> What to do:
Below are records; count the lines among them that include the string "value", and state only the number.

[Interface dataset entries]
● ● ● ●

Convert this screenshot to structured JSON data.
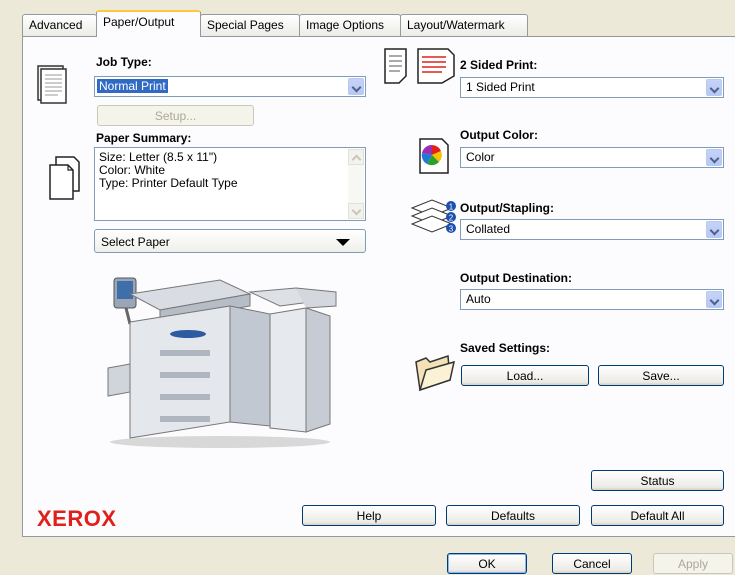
{
  "tabs": [
    {
      "label": "Advanced",
      "active": false
    },
    {
      "label": "Paper/Output",
      "active": true
    },
    {
      "label": "Special Pages",
      "active": false
    },
    {
      "label": "Image Options",
      "active": false
    },
    {
      "label": "Layout/Watermark",
      "active": false
    }
  ],
  "job_type": {
    "label": "Job Type:",
    "value": "Normal Print",
    "icon": "document-icon"
  },
  "setup_button": "Setup...",
  "paper_summary": {
    "label": "Paper Summary:",
    "lines": [
      "Size: Letter (8.5 x 11\")",
      "Color: White",
      "Type: Printer Default Type"
    ],
    "icon": "paper-stack-icon"
  },
  "select_paper": "Select Paper",
  "two_sided": {
    "label": "2 Sided Print:",
    "value": "1 Sided Print",
    "icon": "two-sided-print-icon"
  },
  "output_color": {
    "label": "Output Color:",
    "value": "Color",
    "icon": "color-output-icon"
  },
  "output_stapling": {
    "label": "Output/Stapling:",
    "value": "Collated",
    "icon": "collated-stack-icon"
  },
  "output_destination": {
    "label": "Output Destination:",
    "value": "Auto"
  },
  "saved_settings": {
    "label": "Saved Settings:",
    "load": "Load...",
    "save": "Save...",
    "icon": "folder-icon"
  },
  "printer_image": "printer-illustration",
  "brand": "XEROX",
  "buttons": {
    "status": "Status",
    "help": "Help",
    "defaults": "Defaults",
    "default_all": "Default All"
  },
  "dialog_buttons": {
    "ok": "OK",
    "cancel": "Cancel",
    "apply": "Apply"
  },
  "colors": {
    "brand": "#e0201b",
    "selection": "#316ac5",
    "window": "#ece9d8"
  }
}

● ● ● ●

> Result of this exercise:
5